--- PROVIDED RECORDS Enclosed Below ---

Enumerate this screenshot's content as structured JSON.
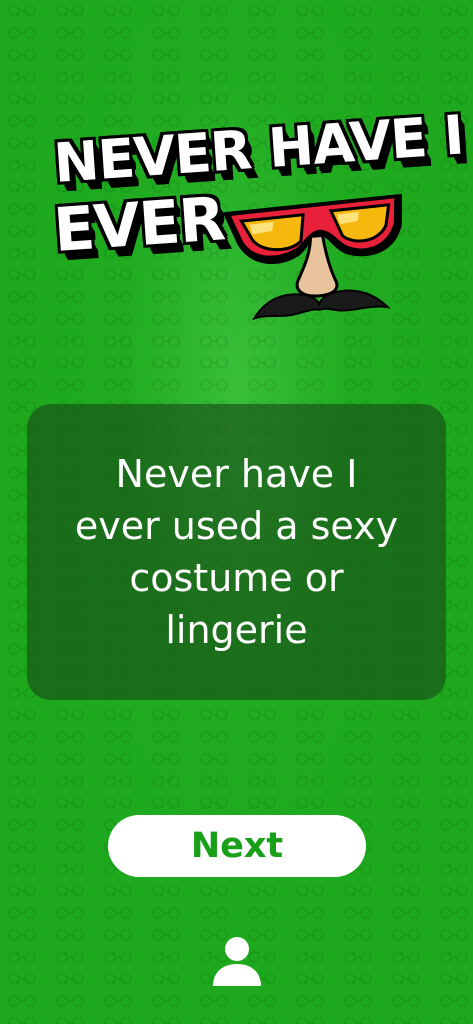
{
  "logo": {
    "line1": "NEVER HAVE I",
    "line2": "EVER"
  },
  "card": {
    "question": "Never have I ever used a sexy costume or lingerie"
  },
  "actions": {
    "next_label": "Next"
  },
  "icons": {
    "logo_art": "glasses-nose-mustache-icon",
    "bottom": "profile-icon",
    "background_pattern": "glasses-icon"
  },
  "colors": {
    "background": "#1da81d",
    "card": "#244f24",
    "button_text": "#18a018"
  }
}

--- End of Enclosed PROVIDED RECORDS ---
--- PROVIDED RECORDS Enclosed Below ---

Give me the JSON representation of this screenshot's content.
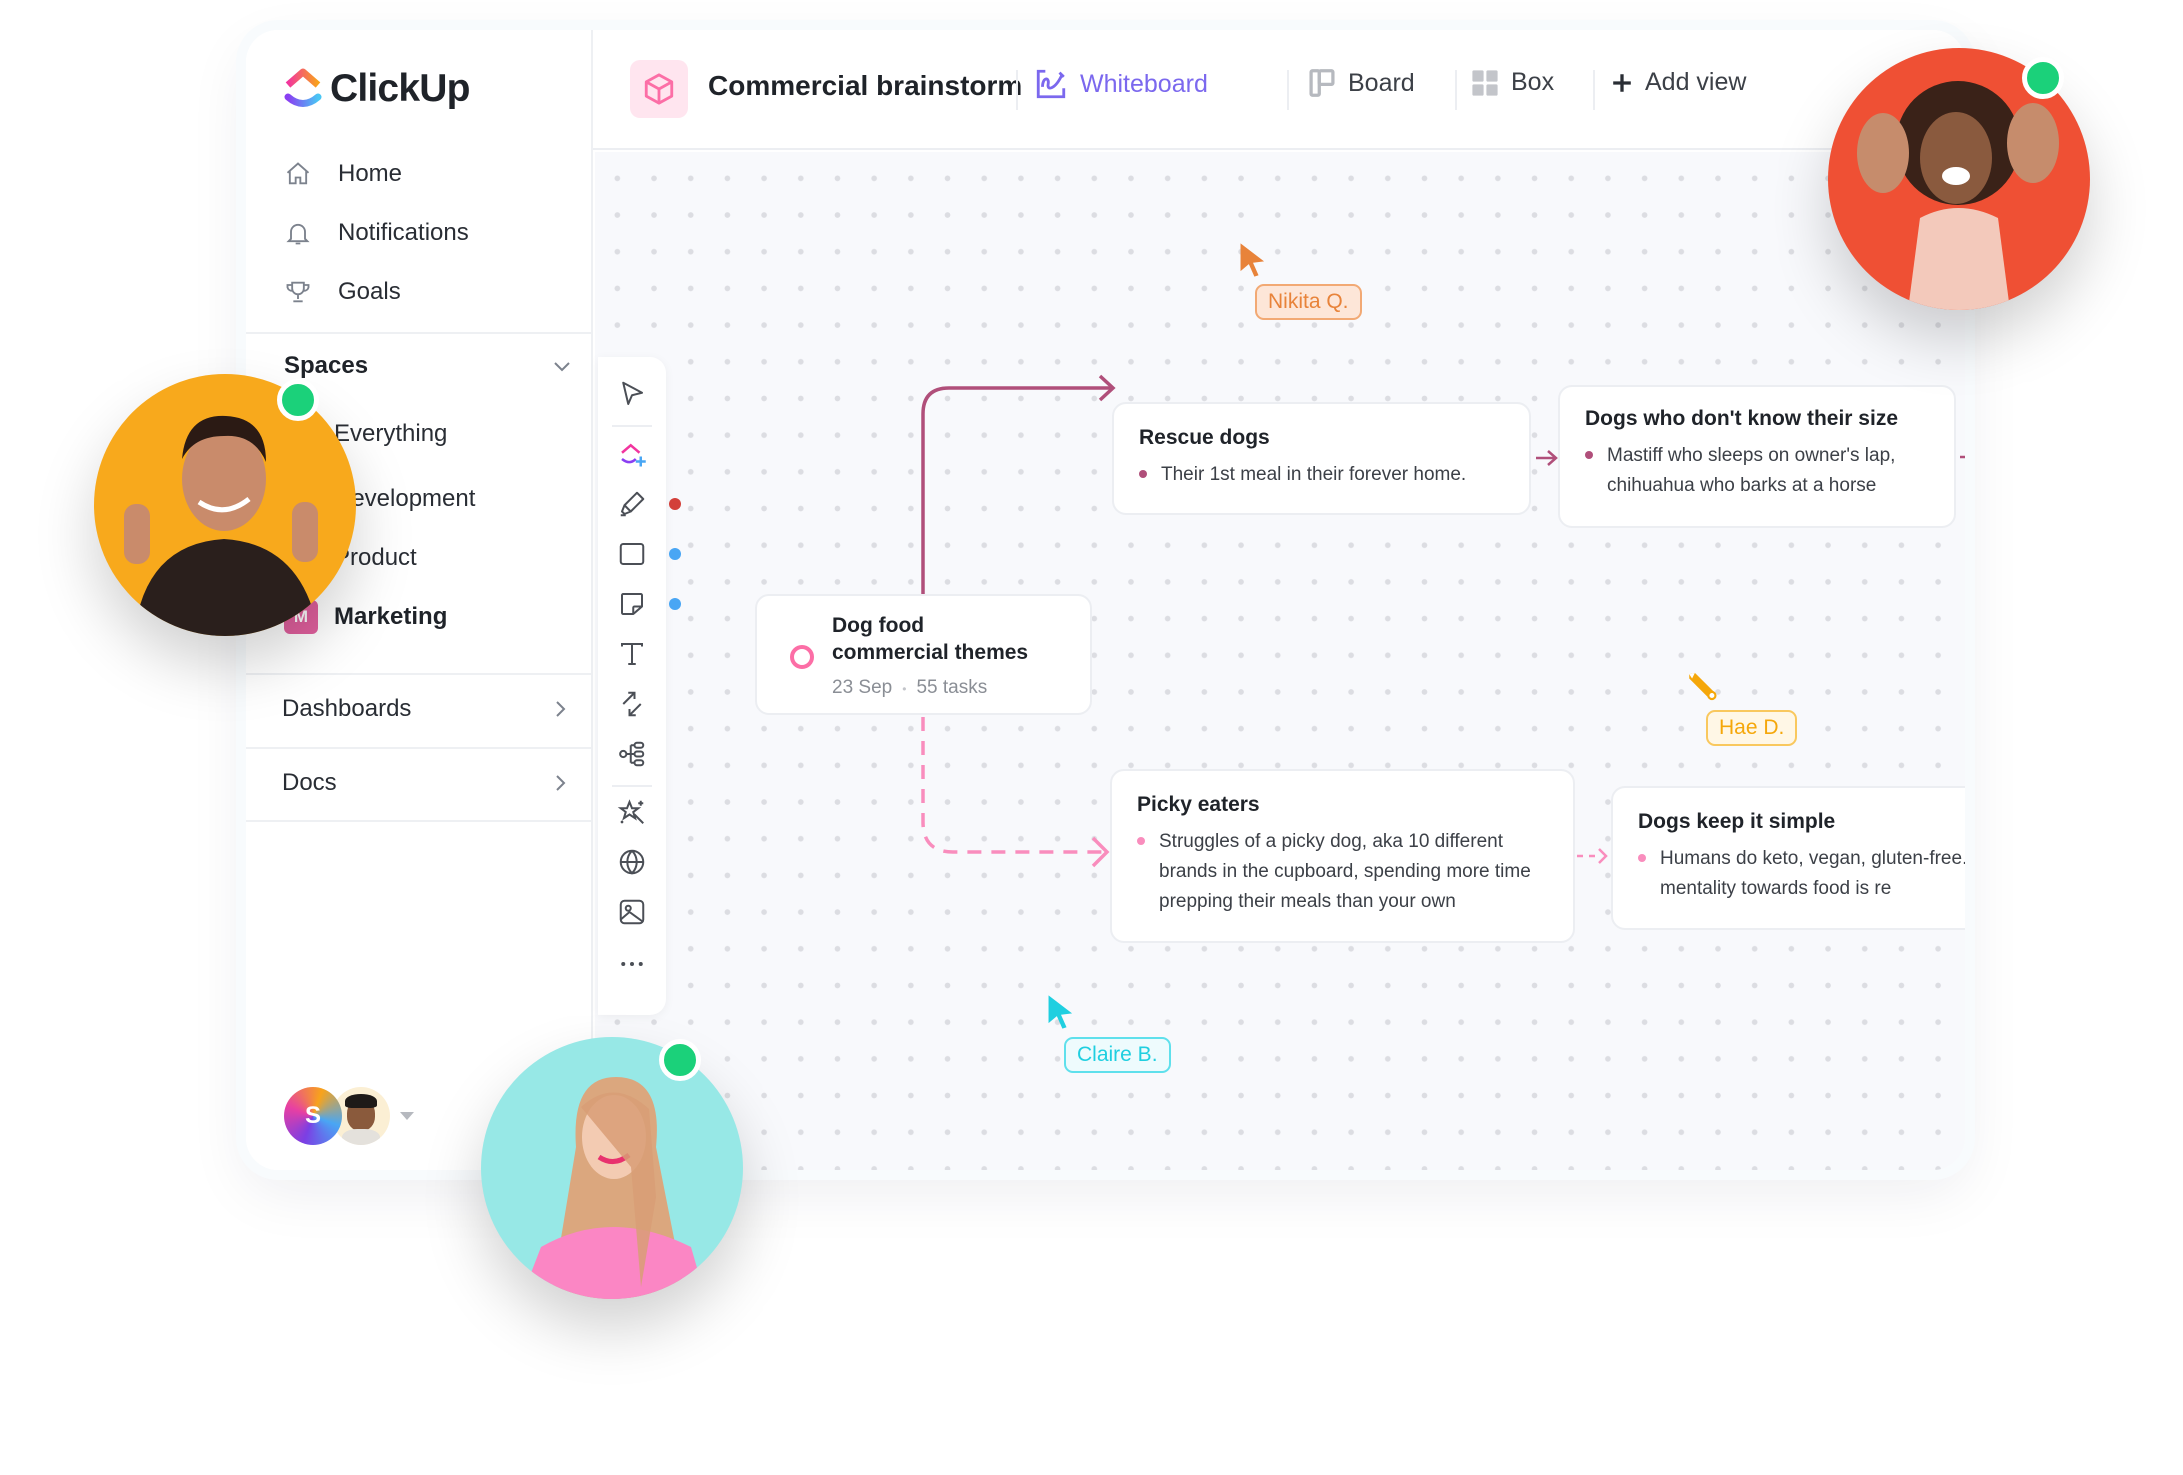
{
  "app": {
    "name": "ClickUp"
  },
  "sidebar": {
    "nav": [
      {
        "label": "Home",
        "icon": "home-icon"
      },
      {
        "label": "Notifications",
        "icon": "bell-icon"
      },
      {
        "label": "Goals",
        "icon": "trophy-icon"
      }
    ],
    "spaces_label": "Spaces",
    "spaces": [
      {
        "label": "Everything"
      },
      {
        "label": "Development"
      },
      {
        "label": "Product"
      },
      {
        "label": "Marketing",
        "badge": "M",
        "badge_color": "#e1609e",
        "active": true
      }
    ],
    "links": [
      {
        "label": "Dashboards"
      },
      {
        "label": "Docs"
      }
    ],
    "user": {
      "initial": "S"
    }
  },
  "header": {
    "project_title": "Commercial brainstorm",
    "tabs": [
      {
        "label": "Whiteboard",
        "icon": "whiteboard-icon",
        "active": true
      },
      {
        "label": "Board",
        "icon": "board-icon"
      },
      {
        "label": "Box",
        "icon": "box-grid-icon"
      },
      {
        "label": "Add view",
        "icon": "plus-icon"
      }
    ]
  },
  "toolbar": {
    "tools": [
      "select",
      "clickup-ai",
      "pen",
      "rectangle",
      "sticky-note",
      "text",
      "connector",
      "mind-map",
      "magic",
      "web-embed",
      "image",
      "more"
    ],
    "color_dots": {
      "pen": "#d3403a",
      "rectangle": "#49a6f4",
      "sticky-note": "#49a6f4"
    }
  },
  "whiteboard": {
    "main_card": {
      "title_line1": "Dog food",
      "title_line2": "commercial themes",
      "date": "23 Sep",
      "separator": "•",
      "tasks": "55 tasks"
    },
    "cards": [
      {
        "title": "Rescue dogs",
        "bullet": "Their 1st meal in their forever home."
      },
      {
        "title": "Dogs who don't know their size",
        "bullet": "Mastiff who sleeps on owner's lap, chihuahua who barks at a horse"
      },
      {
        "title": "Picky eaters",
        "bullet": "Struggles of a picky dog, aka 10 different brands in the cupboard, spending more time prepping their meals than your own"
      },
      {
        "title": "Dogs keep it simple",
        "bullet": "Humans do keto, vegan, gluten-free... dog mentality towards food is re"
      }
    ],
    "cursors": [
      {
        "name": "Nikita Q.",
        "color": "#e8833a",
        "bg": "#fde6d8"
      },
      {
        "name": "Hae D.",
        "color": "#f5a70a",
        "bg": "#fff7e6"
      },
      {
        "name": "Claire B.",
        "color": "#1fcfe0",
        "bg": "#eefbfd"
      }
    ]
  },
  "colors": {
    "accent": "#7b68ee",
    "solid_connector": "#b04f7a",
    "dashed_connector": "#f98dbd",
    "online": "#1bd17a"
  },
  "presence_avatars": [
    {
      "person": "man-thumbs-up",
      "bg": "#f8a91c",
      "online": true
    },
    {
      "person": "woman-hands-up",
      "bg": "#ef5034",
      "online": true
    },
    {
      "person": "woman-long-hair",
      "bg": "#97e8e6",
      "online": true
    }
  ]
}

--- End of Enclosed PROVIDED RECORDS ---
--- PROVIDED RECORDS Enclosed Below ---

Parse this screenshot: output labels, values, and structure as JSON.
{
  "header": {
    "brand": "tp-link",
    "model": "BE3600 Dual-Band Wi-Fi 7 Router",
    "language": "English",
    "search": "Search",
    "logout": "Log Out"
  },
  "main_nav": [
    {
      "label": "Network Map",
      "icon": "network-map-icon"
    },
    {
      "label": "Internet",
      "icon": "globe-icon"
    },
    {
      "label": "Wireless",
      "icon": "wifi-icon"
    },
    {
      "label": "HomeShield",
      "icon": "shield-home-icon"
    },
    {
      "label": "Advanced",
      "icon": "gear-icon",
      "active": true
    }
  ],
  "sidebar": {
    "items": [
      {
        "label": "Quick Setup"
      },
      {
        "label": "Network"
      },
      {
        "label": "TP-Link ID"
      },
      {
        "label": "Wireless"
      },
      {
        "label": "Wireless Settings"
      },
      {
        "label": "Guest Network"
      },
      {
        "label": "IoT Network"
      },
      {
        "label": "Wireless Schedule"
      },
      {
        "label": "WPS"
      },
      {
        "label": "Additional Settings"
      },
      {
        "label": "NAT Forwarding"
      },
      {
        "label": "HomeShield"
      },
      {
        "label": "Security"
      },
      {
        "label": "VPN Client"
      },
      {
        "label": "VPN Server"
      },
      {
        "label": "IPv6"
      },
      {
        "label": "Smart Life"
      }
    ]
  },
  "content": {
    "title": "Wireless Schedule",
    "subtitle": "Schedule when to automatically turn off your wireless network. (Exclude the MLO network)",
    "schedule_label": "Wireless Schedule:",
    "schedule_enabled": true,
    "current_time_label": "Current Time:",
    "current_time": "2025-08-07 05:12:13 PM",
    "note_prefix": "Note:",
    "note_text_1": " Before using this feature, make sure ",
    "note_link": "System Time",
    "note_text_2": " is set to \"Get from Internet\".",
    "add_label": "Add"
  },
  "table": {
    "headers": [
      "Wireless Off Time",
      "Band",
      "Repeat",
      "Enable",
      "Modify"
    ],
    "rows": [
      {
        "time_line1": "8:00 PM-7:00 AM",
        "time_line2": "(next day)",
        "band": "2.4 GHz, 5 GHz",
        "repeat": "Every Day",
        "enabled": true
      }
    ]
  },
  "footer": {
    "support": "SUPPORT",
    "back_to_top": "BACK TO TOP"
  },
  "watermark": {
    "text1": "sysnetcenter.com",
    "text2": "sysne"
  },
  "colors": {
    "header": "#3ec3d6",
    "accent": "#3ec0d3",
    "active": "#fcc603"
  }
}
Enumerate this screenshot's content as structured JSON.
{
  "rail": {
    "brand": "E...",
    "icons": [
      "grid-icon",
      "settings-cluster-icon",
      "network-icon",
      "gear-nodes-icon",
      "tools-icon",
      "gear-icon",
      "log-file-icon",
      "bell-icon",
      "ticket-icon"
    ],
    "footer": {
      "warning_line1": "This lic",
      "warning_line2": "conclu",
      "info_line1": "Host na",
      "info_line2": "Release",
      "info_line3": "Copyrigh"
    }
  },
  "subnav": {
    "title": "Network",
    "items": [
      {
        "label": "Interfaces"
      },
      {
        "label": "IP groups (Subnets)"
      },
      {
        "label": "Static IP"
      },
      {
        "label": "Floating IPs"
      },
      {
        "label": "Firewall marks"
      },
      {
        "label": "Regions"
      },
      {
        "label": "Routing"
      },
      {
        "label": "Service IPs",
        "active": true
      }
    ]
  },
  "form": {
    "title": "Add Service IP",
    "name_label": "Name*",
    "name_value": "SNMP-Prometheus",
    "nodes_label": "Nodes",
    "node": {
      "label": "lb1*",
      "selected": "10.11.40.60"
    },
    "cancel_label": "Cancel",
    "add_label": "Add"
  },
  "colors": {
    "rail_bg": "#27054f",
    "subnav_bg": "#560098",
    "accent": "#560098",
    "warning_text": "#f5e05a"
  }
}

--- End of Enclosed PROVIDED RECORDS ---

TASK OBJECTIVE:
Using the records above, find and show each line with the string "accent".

RESULT FOR THIS TASK:
    "accent": "#7b68ee",
    "accent": "#3ec0d3",
    "accent": "#560098",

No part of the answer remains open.